● **TASK DIRECTIONS**: Leave out the pictures and give back all the entries exactly as written.

Element data from apps and pages:
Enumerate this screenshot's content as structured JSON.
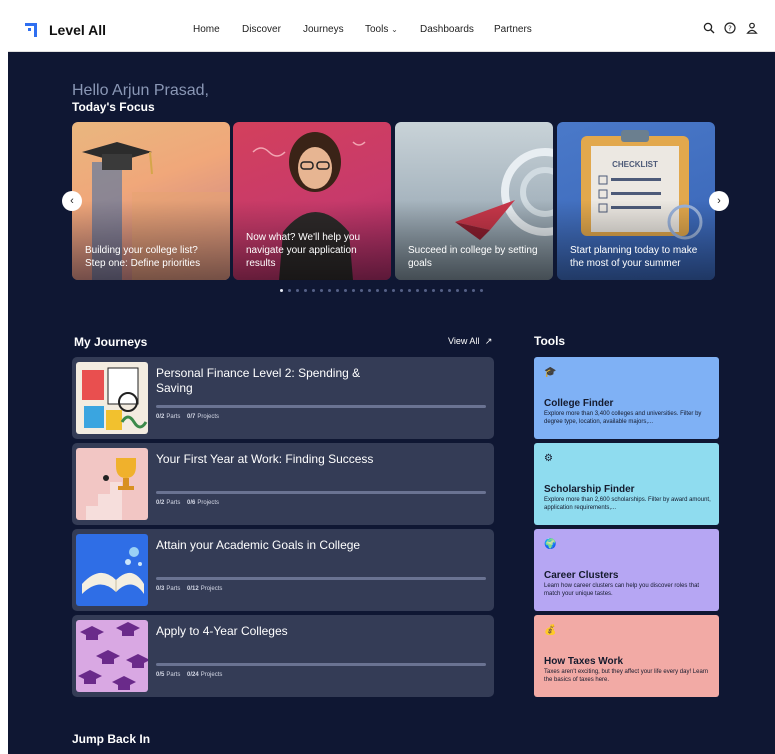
{
  "header": {
    "brand": "Level All",
    "nav": [
      "Home",
      "Discover",
      "Journeys",
      "Tools",
      "Dashboards",
      "Partners"
    ],
    "tools_chevron": "⌄",
    "icons": [
      "search-icon",
      "help-icon",
      "user-icon"
    ]
  },
  "greeting": {
    "hello": "Hello Arjun Prasad,",
    "focus": "Today's Focus"
  },
  "carousel": {
    "cards": [
      {
        "caption": "Building your college list? Step one: Define priorities"
      },
      {
        "caption": "Now what? We'll help you navigate your application results"
      },
      {
        "caption": "Succeed in college by setting goals"
      },
      {
        "caption": "Start planning today to make the most of your summer"
      }
    ],
    "checklist_label": "CHECKLIST",
    "active_dot": 0,
    "dot_count": 26
  },
  "journeys": {
    "title": "My Journeys",
    "view_all": "View All",
    "items": [
      {
        "title": "Personal Finance Level 2: Spending & Saving",
        "parts": "0/2",
        "parts_label": "Parts",
        "projects": "0/7",
        "projects_label": "Projects"
      },
      {
        "title": "Your First Year at Work: Finding Success",
        "parts": "0/2",
        "parts_label": "Parts",
        "projects": "0/6",
        "projects_label": "Projects"
      },
      {
        "title": "Attain your Academic Goals in College",
        "parts": "0/3",
        "parts_label": "Parts",
        "projects": "0/12",
        "projects_label": "Projects"
      },
      {
        "title": "Apply to 4-Year Colleges",
        "parts": "0/5",
        "parts_label": "Parts",
        "projects": "0/24",
        "projects_label": "Projects"
      }
    ]
  },
  "tools": {
    "title": "Tools",
    "items": [
      {
        "name": "College Finder",
        "desc": "Explore more than 3,400 colleges and universities. Filter by degree type, location, available majors,...",
        "icon": "graduation-cap-icon",
        "color": "#7fb1f5"
      },
      {
        "name": "Scholarship Finder",
        "desc": "Explore more than 2,600 scholarships. Filter by award amount, application requirements,...",
        "icon": "scholarship-icon",
        "color": "#8fdcef"
      },
      {
        "name": "Career Clusters",
        "desc": "Learn how career clusters can help you discover roles that match your unique tastes.",
        "icon": "globe-icon",
        "color": "#b6a6f3"
      },
      {
        "name": "How Taxes Work",
        "desc": "Taxes aren't exciting, but they affect your life every day! Learn the basics of taxes here.",
        "icon": "money-bag-icon",
        "color": "#f2aaa5"
      }
    ]
  },
  "jump_back": {
    "title": "Jump Back In"
  }
}
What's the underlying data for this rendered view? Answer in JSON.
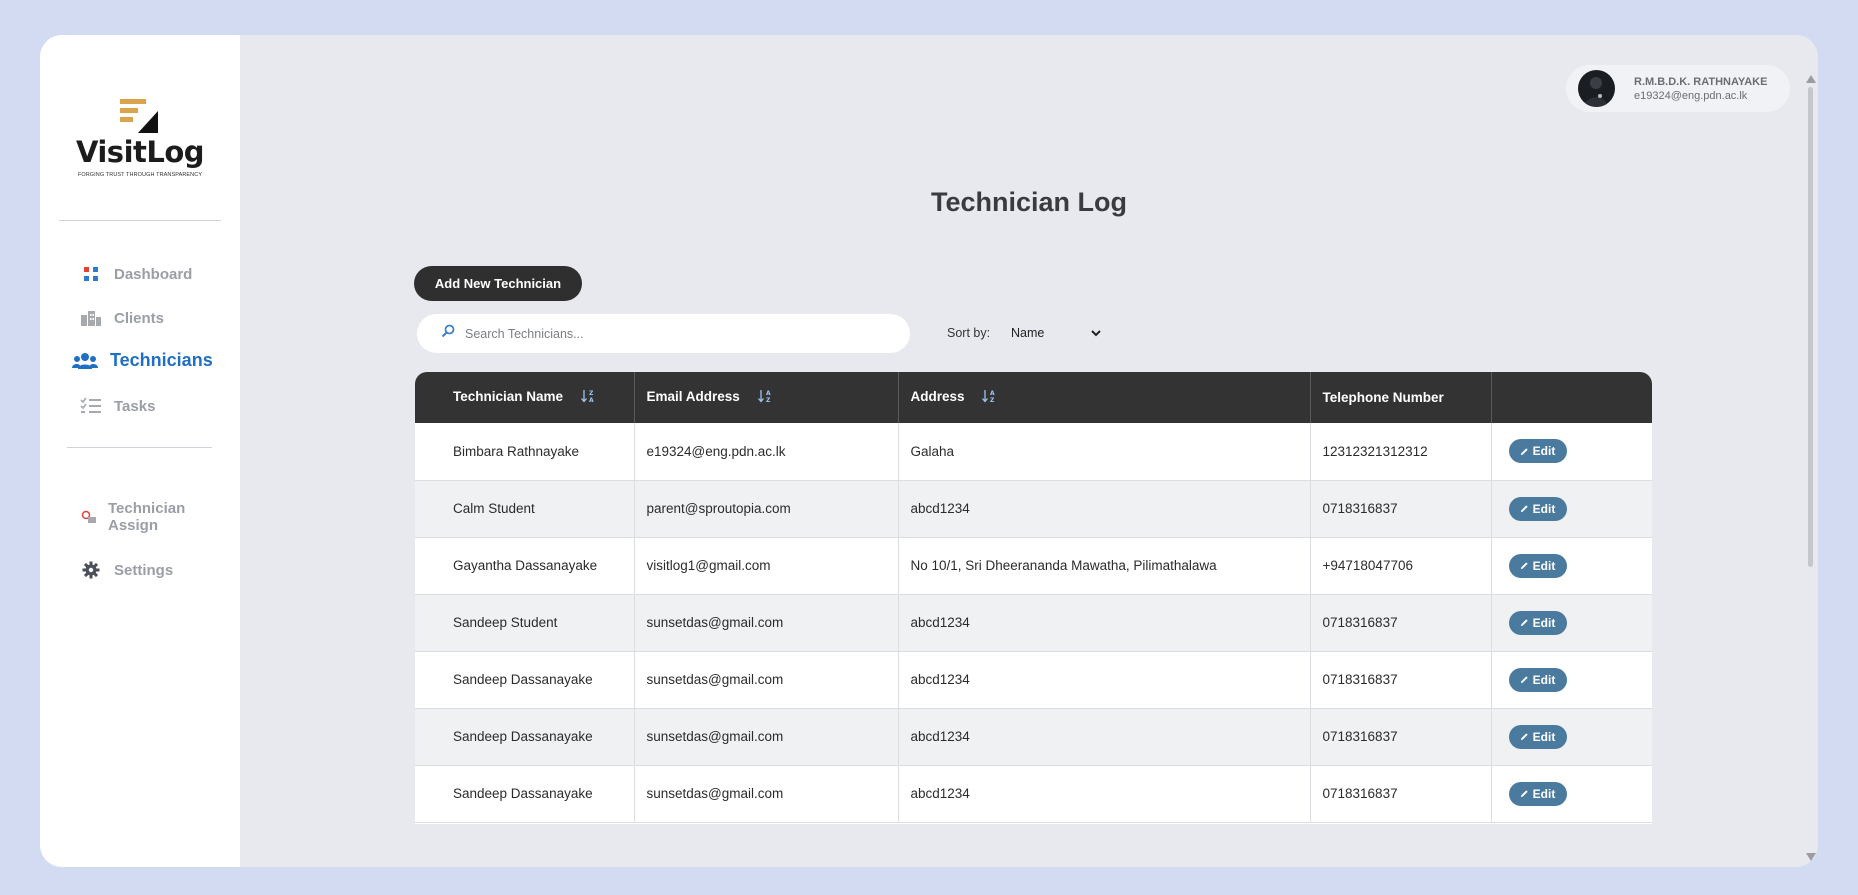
{
  "brand": {
    "name": "VisitLog",
    "tagline": "FORGING TRUST THROUGH TRANSPARENCY"
  },
  "sidebar": {
    "items": [
      {
        "label": "Dashboard",
        "icon": "dashboard-icon"
      },
      {
        "label": "Clients",
        "icon": "building-icon"
      },
      {
        "label": "Technicians",
        "icon": "users-icon",
        "active": true
      },
      {
        "label": "Tasks",
        "icon": "checklist-icon"
      }
    ],
    "secondary": [
      {
        "label": "Technician Assign",
        "icon": "assign-icon"
      },
      {
        "label": "Settings",
        "icon": "gear-icon"
      }
    ]
  },
  "user": {
    "name": "R.M.B.D.K. RATHNAYAKE",
    "email": "e19324@eng.pdn.ac.lk"
  },
  "page": {
    "title": "Technician Log",
    "add_button": "Add New Technician",
    "search_placeholder": "Search Technicians...",
    "sort_label": "Sort by:",
    "sort_value": "Name"
  },
  "table": {
    "headers": [
      "Technician Name",
      "Email Address",
      "Address",
      "Telephone Number",
      ""
    ],
    "edit_label": "Edit",
    "rows": [
      [
        "Bimbara Rathnayake",
        "e19324@eng.pdn.ac.lk",
        "Galaha",
        "12312321312312"
      ],
      [
        "Calm Student",
        "parent@sproutopia.com",
        "abcd1234",
        "0718316837"
      ],
      [
        "Gayantha Dassanayake",
        "visitlog1@gmail.com",
        "No 10/1, Sri Dheerananda Mawatha, Pilimathalawa",
        "+94718047706"
      ],
      [
        "Sandeep Student",
        "sunsetdas@gmail.com",
        "abcd1234",
        "0718316837"
      ],
      [
        "Sandeep Dassanayake",
        "sunsetdas@gmail.com",
        "abcd1234",
        "0718316837"
      ],
      [
        "Sandeep Dassanayake",
        "sunsetdas@gmail.com",
        "abcd1234",
        "0718316837"
      ],
      [
        "Sandeep Dassanayake",
        "sunsetdas@gmail.com",
        "abcd1234",
        "0718316837"
      ]
    ]
  },
  "colors": {
    "background": "#d3dbf3",
    "accent": "#1f6fc4",
    "header_dark": "#333333",
    "edit_button": "#4a7a9e",
    "logo_gold": "#d9a44b"
  }
}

● **ANSWER FOR THE TASK**:
Enumerate this screenshot's content as structured JSON.
{
  "header": {
    "brand": "Level All",
    "nav": [
      "Home",
      "Discover",
      "Journeys",
      "Tools",
      "Dashboards",
      "Partners"
    ],
    "tools_chevron": "⌄",
    "icons": [
      "search-icon",
      "help-icon",
      "user-icon"
    ]
  },
  "greeting": {
    "hello": "Hello Arjun Prasad,",
    "focus": "Today's Focus"
  },
  "carousel": {
    "cards": [
      {
        "caption": "Building your college list? Step one: Define priorities"
      },
      {
        "caption": "Now what? We'll help you navigate your application results"
      },
      {
        "caption": "Succeed in college by setting goals"
      },
      {
        "caption": "Start planning today to make the most of your summer"
      }
    ],
    "checklist_label": "CHECKLIST",
    "active_dot": 0,
    "dot_count": 26
  },
  "journeys": {
    "title": "My Journeys",
    "view_all": "View All",
    "items": [
      {
        "title": "Personal Finance Level 2: Spending & Saving",
        "parts": "0/2",
        "parts_label": "Parts",
        "projects": "0/7",
        "projects_label": "Projects"
      },
      {
        "title": "Your First Year at Work: Finding Success",
        "parts": "0/2",
        "parts_label": "Parts",
        "projects": "0/6",
        "projects_label": "Projects"
      },
      {
        "title": "Attain your Academic Goals in College",
        "parts": "0/3",
        "parts_label": "Parts",
        "projects": "0/12",
        "projects_label": "Projects"
      },
      {
        "title": "Apply to 4-Year Colleges",
        "parts": "0/5",
        "parts_label": "Parts",
        "projects": "0/24",
        "projects_label": "Projects"
      }
    ]
  },
  "tools": {
    "title": "Tools",
    "items": [
      {
        "name": "College Finder",
        "desc": "Explore more than 3,400 colleges and universities. Filter by degree type, location, available majors,...",
        "icon": "graduation-cap-icon",
        "color": "#7fb1f5"
      },
      {
        "name": "Scholarship Finder",
        "desc": "Explore more than 2,600 scholarships. Filter by award amount, application requirements,...",
        "icon": "scholarship-icon",
        "color": "#8fdcef"
      },
      {
        "name": "Career Clusters",
        "desc": "Learn how career clusters can help you discover roles that match your unique tastes.",
        "icon": "globe-icon",
        "color": "#b6a6f3"
      },
      {
        "name": "How Taxes Work",
        "desc": "Taxes aren't exciting, but they affect your life every day! Learn the basics of taxes here.",
        "icon": "money-bag-icon",
        "color": "#f2aaa5"
      }
    ]
  },
  "jump_back": {
    "title": "Jump Back In"
  }
}
What's the underlying data for this rendered view? Answer in JSON.
{
  "brand": {
    "name": "VisitLog",
    "tagline": "FORGING TRUST THROUGH TRANSPARENCY"
  },
  "sidebar": {
    "items": [
      {
        "label": "Dashboard",
        "icon": "dashboard-icon"
      },
      {
        "label": "Clients",
        "icon": "building-icon"
      },
      {
        "label": "Technicians",
        "icon": "users-icon",
        "active": true
      },
      {
        "label": "Tasks",
        "icon": "checklist-icon"
      }
    ],
    "secondary": [
      {
        "label": "Technician Assign",
        "icon": "assign-icon"
      },
      {
        "label": "Settings",
        "icon": "gear-icon"
      }
    ]
  },
  "user": {
    "name": "R.M.B.D.K. RATHNAYAKE",
    "email": "e19324@eng.pdn.ac.lk"
  },
  "page": {
    "title": "Technician Log",
    "add_button": "Add New Technician",
    "search_placeholder": "Search Technicians...",
    "sort_label": "Sort by:",
    "sort_value": "Name"
  },
  "table": {
    "headers": [
      "Technician Name",
      "Email Address",
      "Address",
      "Telephone Number",
      ""
    ],
    "edit_label": "Edit",
    "rows": [
      [
        "Bimbara Rathnayake",
        "e19324@eng.pdn.ac.lk",
        "Galaha",
        "12312321312312"
      ],
      [
        "Calm Student",
        "parent@sproutopia.com",
        "abcd1234",
        "0718316837"
      ],
      [
        "Gayantha Dassanayake",
        "visitlog1@gmail.com",
        "No 10/1, Sri Dheerananda Mawatha, Pilimathalawa",
        "+94718047706"
      ],
      [
        "Sandeep Student",
        "sunsetdas@gmail.com",
        "abcd1234",
        "0718316837"
      ],
      [
        "Sandeep Dassanayake",
        "sunsetdas@gmail.com",
        "abcd1234",
        "0718316837"
      ],
      [
        "Sandeep Dassanayake",
        "sunsetdas@gmail.com",
        "abcd1234",
        "0718316837"
      ],
      [
        "Sandeep Dassanayake",
        "sunsetdas@gmail.com",
        "abcd1234",
        "0718316837"
      ]
    ]
  },
  "colors": {
    "background": "#d3dbf3",
    "accent": "#1f6fc4",
    "header_dark": "#333333",
    "edit_button": "#4a7a9e",
    "logo_gold": "#d9a44b"
  }
}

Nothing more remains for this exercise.